Multi-Country Commercial Airline Deals
Economic & Safety Concerns
As the airline industry has grown to be more global in scope, to network their passengers around the world, the competitors have formed alliances.
The underlying agreements involved cooperation primarily in marketing, scheduling, passenger handling and interline fares. To varying degrees the alliance members engaged in operational coordination—ground support, part sharing and even maintenance.
There have been limited purchases of the other partners’ stock, but outside of the EU, ownership above certain levels may be construed as control and control may affect the “nationality” of the carrier(s). The legal term “flag of convenience” alarms the economic regulators. As the percentage of equity holdings increase to defined thresholds, governments, domestic carriers and unions tend to oppose.
A slight variation on this theme is the case of Norwegian Air, which has strategically located its headquarters, operational center, its “office”, its employee hiring/domicile bases and route structures in order to maximize its advantages in these diverse points of contact. Its request for a foreign air carrier permit from the US Department of Transportation has created a firestorm with unions and politicians opposing vehemently.
With a organizational map touching Norway, Ireland, Thailand and Singapore, Norwegian Air has posed a challenge for the Irish Aviation Authority to surveil this globally flung carrier. The IAA must be able to assure all of the countries that Norwegian Air’s operations are safe! The record of the DoT grant of authority to the airline makes short shrift of the issue of IAA’s ability to meet this 5 country surveillance.
The two articles cited in the headline raise the possibility of cross-ownership among the three airlines mentioned. The author of one traces the history of airlines investing in their foreign competitors. He is bullish on the future of this team and the cross-border transactions:
Even so, the positives mean this latest cross-equity airline partnership should prove more beneficial, and long lasting, than previous attempts to pursue the minority investment model.

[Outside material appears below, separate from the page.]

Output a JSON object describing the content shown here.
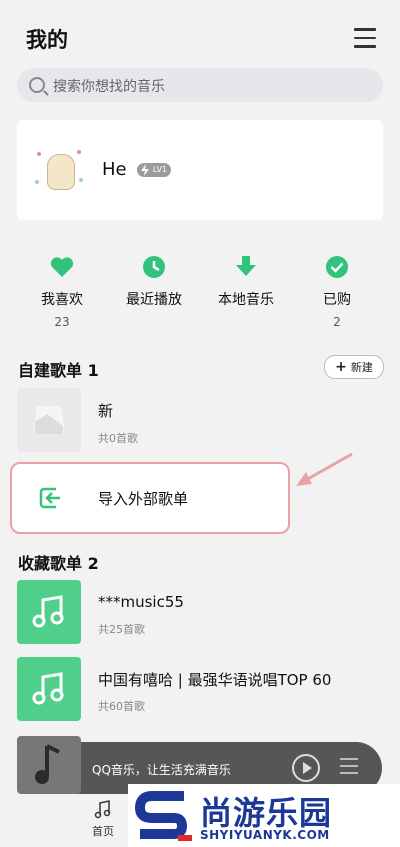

That should serve as a harbinger to the FAA, the DoT and Congress that more of these multi-country deals will be coming. Iteration by iteration, these documents will test what constitutes control. Coordinated aircraft spare parts purchasing, then allocation of the inventories of these replacements for operational needs, sharing of MX practices and procedures, joint review of aircraft sale proposals and… and… on.
On another spectrum, cockpit and cabin crews—the list includes interviews, hiring decisions, training, inflight reviews, discipline, trip assignments, flight releases, etc. It is important to note that these personnel decisions were front and center with the Norwegian Air case.

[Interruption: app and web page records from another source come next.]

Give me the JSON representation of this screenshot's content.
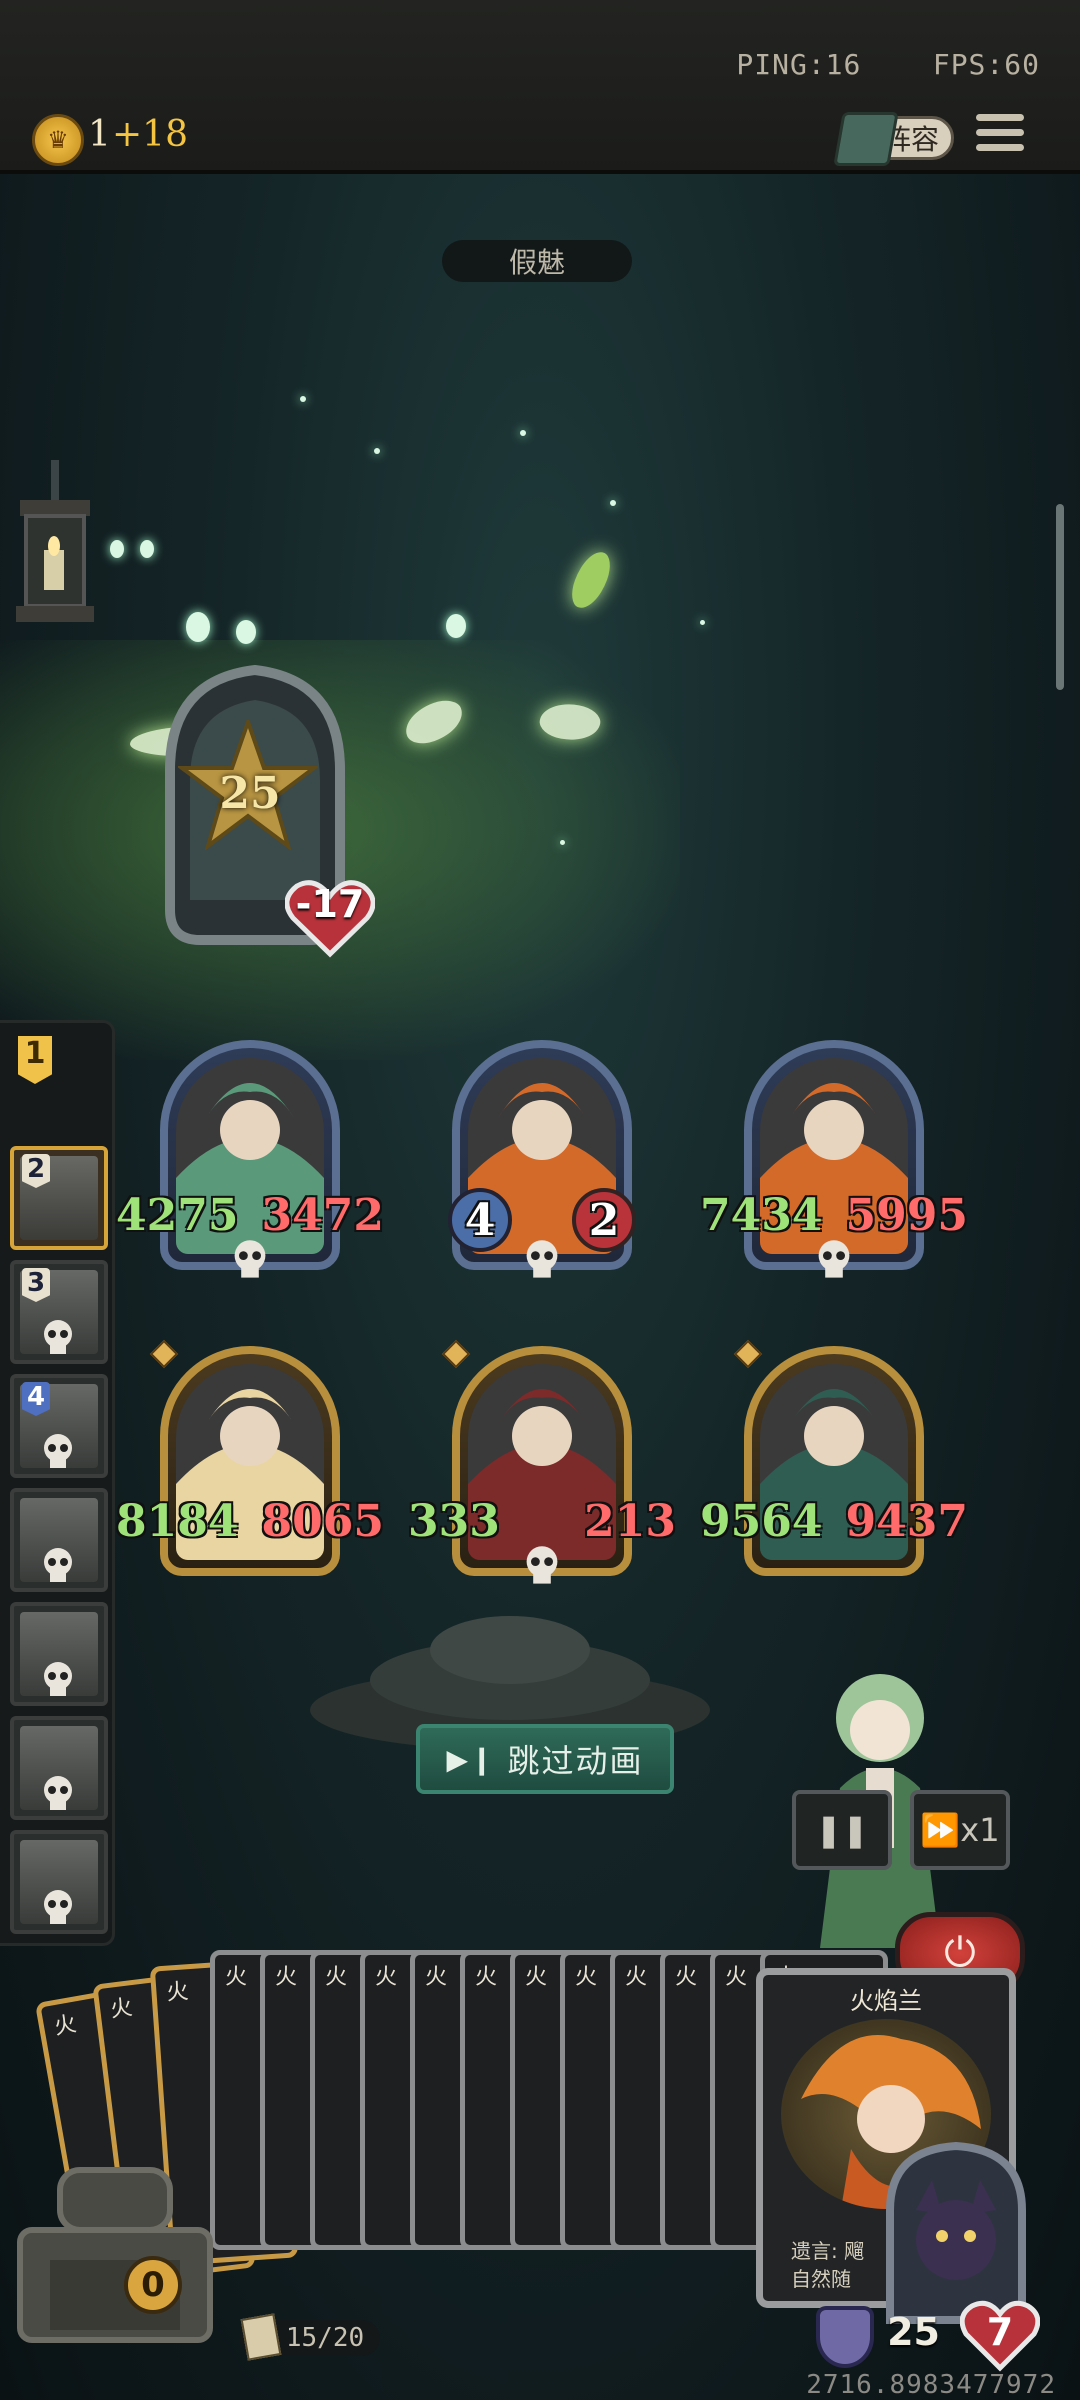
{
  "status": {
    "ping_label": "PING:16",
    "fps_label": "FPS:60"
  },
  "resources": {
    "gold": "1",
    "gold_income": "+18"
  },
  "topbar": {
    "lineup_label": "阵容"
  },
  "enemy": {
    "name": "假魅",
    "level": "25",
    "health_delta": "-17"
  },
  "recruit": {
    "turn": "1",
    "slots": [
      {
        "num": "2",
        "active": true
      },
      {
        "num": "3",
        "active": false
      },
      {
        "num": "4",
        "active": false
      },
      {
        "num": "",
        "active": false
      },
      {
        "num": "",
        "active": false
      },
      {
        "num": "",
        "active": false
      },
      {
        "num": "",
        "active": false
      }
    ]
  },
  "board": {
    "row1": [
      {
        "atk": "4275",
        "hp": "3472",
        "frame": "blue",
        "art_color": "#5a9a7b"
      },
      {
        "atk": "4",
        "hp": "2",
        "frame": "blue",
        "art_color": "#d46a2a",
        "badge": true
      },
      {
        "atk": "7434",
        "hp": "5995",
        "frame": "blue",
        "art_color": "#d46a2a"
      }
    ],
    "row2": [
      {
        "atk": "8184",
        "hp": "8065",
        "frame": "gold",
        "art_color": "#e9d5a2"
      },
      {
        "atk": "333",
        "hp": "213",
        "frame": "gold",
        "art_color": "#7c2a2a"
      },
      {
        "atk": "9564",
        "hp": "9437",
        "frame": "gold",
        "art_color": "#2f5d52"
      }
    ]
  },
  "actions": {
    "skip_label": "跳过动画",
    "pause_label": "❚❚",
    "speed_label": "x1",
    "power_label": "⏻"
  },
  "hand": {
    "card_label": "火",
    "featured_card": {
      "title": "火焰兰",
      "desc_line1": "遗言: 飗",
      "desc_line2": "自然随"
    }
  },
  "player": {
    "chest_value": "0",
    "deck": "15/20",
    "armor": "25",
    "life": "7"
  },
  "footer": {
    "mmr": "2716.8983477972"
  },
  "colors": {
    "attack": "#9fe27a",
    "health": "#ff6a6a",
    "gold": "#f5c542"
  }
}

Each of these incremental mutuality contracts between airlines of different flag will create economic (DoT & Congress) and safety concerns (FAA and Congress).
The rungs of this ladder will progressively and collectively test the interstices between what does and does not constitute control. The economic legal analysis will mandate granular examinations of documents, long in pages, heavy in compound/complex sentences and replete with dependent clauses.
Typical constructs for this type of transaction, like “power-by-the-hour”, are not familiar to most economic regulators; discerning whether placing the QC decision in Carrier A’s organization, is that an indicium of control of Carrier B? Continuing up that continuum, there are a myriad of points and combination of such factors, which will likely be posed by the airline counsels.
It may be wise to prepare for the eventuality, not just a possibility, by the assignments by the DoT General Counsel of lawyers to be educated on the intricacies of these terms. Once the “test case” passes review, it is easy to forecast that contract will be soon followed by contract, etc. Any misstep in this process will lead to a loss of regulatory boundaries.
Onto to safety considerations–
The FAA field personnel may be more familiar with the minutiae of these agreements, but their understanding of these terms is not in the context of a dynamic agreements. For example, what step along the way up this commercial relationship mandates greater scrutiny by the FAA? Does it matter that Carrier B is located in a country which has a CAA with staff not expected to be able to carry the load? Assume that Carrier A has an established and high order functioning SMS program, but neither Carrier B nor its CAA has developed much SMS competence?
Again, the variations and circumstances will pose big challenges for regulatory review. The sensitivity is magnified by the fact that the FAA’s relationship with other CAAs involve a number of substantive and diplomatic considerations. If a proposed agreement is submitted for review to the CHDO of carrier A, identifying certain CAA as not being fully competent to deal with authority proposed to be assigned under the contract could create an international faux pas.
The FAA has a set of tests of what constitutes control under fractional ownership, but those criteria may be too simplistic for these commercial/operational issues. The interconnections between and among these individual elements of these commercial transactions are exceedingly complex and resolution of the questions will be difficult in the real time demands of these requests. Again, it may behoove the FAA to dedicate staff to assessing these variables.
- The sky is not falling, but there is a clear cloud coming. Behind that visible storm may be turbulence for which the DoT and FAA would be well advised to prepare. As Robert Baden-Powell instructed his Boy Scouts estote parati or “Be Prepared”.